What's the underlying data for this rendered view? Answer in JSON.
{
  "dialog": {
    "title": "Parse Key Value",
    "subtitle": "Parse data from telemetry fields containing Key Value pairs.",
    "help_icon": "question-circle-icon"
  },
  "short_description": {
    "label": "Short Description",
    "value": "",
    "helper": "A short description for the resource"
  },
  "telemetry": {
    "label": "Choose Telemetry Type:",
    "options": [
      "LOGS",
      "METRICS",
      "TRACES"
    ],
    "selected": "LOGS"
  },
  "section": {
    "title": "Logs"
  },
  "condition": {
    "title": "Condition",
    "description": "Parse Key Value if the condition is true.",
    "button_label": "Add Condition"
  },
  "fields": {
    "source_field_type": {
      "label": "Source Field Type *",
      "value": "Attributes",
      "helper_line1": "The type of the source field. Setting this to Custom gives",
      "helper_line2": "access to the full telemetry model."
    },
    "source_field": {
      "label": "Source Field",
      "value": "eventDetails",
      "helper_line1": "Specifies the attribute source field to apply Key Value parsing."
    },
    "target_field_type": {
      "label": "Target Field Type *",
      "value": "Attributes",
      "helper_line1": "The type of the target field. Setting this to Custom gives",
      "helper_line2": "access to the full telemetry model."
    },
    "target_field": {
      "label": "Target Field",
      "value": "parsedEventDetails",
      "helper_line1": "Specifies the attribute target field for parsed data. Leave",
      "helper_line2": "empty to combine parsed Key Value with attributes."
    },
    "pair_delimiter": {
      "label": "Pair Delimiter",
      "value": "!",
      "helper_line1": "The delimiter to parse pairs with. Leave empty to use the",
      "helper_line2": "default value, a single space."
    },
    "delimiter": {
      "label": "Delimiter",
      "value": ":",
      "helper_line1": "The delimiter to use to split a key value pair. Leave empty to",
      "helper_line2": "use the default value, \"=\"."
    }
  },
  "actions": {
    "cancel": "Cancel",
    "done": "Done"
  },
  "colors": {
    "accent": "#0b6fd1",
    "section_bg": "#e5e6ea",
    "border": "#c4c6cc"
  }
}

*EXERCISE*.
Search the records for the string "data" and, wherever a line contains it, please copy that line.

*ANSWER TO THE EXERCISE*.
What's the underlying data for this rendered view? Answer in JSON.
    "subtitle": "Parse data from telemetry fields containing Key Value pairs.",
      "helper_line1": "Specifies the attribute target field for parsed data. Leave",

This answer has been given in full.